→ **Information**
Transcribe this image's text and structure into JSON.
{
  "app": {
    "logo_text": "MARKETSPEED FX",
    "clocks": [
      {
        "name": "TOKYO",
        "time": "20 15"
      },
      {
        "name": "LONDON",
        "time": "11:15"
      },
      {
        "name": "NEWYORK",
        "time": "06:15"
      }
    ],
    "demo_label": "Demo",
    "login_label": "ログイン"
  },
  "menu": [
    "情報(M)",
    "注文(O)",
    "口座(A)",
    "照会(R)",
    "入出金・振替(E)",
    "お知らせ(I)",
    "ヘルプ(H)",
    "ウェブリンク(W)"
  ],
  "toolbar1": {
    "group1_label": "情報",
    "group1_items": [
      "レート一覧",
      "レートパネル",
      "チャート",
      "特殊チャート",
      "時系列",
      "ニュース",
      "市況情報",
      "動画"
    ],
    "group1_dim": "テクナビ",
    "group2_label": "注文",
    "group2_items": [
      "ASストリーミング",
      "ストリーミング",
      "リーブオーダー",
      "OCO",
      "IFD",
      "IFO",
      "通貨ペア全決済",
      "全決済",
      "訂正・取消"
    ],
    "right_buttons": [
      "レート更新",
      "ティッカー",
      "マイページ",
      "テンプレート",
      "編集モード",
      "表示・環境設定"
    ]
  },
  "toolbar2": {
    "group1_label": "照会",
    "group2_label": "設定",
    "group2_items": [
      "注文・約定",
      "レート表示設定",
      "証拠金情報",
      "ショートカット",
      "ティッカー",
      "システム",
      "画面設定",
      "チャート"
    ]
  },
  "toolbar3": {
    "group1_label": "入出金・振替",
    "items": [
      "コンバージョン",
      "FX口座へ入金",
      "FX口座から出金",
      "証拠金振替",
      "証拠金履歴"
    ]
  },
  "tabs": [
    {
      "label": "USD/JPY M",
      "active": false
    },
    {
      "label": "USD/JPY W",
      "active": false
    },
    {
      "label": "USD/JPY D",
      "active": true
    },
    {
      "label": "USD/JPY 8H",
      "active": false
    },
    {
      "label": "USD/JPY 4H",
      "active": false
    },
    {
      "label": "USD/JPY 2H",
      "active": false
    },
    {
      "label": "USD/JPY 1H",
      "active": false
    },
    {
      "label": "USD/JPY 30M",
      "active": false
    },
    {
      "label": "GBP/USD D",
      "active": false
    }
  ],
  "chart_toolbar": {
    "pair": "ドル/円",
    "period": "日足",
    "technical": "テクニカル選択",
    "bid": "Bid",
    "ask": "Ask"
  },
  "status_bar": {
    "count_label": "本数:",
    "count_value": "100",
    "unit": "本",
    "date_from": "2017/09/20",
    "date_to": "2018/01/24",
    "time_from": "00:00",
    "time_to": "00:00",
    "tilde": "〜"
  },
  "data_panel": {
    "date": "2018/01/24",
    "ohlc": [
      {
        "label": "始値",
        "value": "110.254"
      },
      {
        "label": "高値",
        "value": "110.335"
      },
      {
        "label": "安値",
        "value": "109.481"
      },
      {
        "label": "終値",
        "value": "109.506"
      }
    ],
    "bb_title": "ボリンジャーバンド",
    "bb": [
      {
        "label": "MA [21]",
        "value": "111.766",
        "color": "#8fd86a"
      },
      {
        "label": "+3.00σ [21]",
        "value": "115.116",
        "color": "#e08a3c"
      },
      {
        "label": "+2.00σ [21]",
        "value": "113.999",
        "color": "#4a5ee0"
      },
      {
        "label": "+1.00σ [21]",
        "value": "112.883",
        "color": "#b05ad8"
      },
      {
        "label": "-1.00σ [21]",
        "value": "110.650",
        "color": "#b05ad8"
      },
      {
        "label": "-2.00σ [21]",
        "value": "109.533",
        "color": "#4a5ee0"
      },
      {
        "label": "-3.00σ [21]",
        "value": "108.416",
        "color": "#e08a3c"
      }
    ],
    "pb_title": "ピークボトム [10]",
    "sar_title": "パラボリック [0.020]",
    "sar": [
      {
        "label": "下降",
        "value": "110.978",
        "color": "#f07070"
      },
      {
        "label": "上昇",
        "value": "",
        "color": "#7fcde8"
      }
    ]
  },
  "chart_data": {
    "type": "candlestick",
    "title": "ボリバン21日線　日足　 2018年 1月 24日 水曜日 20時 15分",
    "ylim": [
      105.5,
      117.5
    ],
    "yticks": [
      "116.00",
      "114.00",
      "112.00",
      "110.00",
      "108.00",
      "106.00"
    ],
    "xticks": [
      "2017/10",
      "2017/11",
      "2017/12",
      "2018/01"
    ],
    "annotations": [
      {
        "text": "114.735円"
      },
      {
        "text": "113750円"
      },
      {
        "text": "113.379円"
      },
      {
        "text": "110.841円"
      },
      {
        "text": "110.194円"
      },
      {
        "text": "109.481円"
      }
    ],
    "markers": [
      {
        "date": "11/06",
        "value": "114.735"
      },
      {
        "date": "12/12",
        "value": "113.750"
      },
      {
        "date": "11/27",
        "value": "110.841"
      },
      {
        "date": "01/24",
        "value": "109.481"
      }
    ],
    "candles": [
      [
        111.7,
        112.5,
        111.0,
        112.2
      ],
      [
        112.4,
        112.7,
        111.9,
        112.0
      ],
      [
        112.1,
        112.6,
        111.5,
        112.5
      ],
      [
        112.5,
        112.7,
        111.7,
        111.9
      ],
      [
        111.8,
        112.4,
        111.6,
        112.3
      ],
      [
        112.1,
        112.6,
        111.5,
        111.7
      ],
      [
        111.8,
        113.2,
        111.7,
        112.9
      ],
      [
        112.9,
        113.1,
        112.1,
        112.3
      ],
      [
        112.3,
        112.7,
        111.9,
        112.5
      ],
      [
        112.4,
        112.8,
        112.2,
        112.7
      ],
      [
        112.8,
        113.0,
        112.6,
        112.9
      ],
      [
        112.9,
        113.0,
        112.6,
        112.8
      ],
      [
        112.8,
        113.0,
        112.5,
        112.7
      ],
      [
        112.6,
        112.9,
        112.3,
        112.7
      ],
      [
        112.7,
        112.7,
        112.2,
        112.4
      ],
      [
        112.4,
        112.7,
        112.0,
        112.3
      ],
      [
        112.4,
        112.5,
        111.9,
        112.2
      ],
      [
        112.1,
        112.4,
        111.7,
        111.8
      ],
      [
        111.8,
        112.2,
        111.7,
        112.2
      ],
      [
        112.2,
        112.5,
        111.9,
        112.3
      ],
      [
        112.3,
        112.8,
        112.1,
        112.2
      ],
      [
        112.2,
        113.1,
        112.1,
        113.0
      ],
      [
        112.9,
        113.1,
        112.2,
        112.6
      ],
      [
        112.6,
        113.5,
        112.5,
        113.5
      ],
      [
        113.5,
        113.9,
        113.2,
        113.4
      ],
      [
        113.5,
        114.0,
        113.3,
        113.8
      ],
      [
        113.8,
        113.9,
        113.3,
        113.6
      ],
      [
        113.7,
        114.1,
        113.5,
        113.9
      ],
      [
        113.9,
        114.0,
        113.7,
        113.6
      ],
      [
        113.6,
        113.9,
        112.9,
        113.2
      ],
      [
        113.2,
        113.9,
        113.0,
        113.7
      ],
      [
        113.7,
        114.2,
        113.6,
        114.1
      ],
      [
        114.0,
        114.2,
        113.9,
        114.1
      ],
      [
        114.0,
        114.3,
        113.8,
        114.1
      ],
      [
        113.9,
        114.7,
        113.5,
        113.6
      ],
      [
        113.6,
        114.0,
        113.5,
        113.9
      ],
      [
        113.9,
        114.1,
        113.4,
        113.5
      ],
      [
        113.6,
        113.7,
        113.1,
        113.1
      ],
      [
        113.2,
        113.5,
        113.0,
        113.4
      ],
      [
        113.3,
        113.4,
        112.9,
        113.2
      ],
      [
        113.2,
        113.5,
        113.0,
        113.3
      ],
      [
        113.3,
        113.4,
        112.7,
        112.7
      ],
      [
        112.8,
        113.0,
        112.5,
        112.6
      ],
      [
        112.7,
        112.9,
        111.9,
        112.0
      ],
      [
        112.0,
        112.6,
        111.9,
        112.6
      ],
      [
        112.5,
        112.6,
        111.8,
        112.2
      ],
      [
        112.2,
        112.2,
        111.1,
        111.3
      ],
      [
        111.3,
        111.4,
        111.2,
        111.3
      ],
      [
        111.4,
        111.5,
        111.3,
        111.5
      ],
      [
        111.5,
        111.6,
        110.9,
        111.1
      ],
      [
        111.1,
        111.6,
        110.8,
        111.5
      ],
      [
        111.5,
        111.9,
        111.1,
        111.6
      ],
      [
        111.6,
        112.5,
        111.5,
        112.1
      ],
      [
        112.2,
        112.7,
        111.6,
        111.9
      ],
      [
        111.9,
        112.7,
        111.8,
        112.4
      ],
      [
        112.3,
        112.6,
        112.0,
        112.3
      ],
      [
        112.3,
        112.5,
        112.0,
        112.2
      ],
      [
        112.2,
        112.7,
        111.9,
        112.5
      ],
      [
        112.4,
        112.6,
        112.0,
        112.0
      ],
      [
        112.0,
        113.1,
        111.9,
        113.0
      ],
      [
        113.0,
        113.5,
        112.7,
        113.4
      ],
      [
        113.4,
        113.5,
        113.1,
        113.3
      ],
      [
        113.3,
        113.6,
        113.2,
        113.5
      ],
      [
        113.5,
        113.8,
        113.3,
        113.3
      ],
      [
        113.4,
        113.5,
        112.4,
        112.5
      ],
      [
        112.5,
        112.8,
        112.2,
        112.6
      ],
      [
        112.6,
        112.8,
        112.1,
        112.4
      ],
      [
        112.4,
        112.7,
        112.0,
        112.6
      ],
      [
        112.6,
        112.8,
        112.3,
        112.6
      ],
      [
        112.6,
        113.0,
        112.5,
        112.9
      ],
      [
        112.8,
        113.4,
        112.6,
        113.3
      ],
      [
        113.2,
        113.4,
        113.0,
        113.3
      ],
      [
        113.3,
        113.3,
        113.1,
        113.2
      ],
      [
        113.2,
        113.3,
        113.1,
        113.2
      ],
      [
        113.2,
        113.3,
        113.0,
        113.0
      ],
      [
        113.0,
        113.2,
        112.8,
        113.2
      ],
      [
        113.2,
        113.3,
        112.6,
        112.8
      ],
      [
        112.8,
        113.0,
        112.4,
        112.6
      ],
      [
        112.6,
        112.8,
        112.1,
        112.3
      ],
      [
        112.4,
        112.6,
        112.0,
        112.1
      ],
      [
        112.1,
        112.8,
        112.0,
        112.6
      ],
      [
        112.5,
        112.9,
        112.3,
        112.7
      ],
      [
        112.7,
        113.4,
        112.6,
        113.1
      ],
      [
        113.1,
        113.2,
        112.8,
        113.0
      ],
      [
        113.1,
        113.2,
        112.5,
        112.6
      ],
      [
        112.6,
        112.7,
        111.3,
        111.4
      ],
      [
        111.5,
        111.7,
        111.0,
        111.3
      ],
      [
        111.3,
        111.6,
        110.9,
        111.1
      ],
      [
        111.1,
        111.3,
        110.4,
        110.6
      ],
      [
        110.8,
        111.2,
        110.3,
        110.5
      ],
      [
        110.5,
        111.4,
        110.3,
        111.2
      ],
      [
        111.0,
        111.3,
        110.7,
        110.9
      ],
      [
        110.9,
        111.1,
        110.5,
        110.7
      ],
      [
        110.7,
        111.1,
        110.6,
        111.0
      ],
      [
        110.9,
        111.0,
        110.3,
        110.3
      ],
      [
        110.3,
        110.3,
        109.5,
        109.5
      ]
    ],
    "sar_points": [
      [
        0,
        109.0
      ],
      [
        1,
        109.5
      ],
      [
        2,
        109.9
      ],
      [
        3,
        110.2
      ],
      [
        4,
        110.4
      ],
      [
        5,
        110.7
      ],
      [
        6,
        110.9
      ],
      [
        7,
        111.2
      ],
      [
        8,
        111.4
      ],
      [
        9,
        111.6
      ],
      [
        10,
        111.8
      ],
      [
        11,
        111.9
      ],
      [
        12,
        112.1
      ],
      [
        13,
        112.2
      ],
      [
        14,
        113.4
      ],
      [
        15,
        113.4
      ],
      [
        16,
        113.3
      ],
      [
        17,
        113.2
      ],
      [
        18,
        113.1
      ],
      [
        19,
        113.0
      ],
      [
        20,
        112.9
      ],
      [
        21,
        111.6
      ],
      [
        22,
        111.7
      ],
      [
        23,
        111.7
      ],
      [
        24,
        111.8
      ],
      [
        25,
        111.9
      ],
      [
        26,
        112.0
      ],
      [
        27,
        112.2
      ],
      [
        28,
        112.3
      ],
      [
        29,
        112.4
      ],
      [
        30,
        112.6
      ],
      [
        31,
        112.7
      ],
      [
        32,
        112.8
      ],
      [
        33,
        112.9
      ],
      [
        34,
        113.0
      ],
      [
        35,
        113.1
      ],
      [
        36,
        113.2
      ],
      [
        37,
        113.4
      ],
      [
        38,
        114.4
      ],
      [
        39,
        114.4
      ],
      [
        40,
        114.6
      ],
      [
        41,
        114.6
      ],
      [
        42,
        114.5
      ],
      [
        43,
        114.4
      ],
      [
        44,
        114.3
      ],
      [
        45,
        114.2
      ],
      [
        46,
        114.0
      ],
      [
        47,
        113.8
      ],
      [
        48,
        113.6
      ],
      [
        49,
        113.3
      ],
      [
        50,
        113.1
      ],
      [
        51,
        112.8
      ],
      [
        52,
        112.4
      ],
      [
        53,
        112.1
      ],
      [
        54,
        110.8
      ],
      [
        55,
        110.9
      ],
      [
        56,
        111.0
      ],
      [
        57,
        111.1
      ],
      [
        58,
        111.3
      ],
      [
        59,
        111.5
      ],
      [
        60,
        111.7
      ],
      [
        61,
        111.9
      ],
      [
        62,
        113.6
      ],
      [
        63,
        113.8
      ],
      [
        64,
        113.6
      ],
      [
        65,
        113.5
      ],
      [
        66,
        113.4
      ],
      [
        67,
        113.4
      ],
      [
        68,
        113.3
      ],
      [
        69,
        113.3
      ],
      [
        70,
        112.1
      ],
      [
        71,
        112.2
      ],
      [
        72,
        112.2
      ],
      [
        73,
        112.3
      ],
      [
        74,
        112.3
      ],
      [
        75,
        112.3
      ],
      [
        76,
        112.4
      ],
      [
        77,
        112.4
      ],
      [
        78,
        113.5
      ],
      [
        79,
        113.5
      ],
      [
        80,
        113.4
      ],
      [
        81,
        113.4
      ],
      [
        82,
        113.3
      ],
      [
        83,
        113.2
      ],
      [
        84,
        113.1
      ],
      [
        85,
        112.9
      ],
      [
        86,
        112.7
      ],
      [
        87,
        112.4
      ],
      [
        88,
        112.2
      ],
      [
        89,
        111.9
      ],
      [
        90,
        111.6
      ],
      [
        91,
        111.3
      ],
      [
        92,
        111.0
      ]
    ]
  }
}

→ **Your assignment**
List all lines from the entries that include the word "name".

→ **Answer**
        "name": "TOKYO",
        "name": "LONDON",
        "name": "NEWYORK",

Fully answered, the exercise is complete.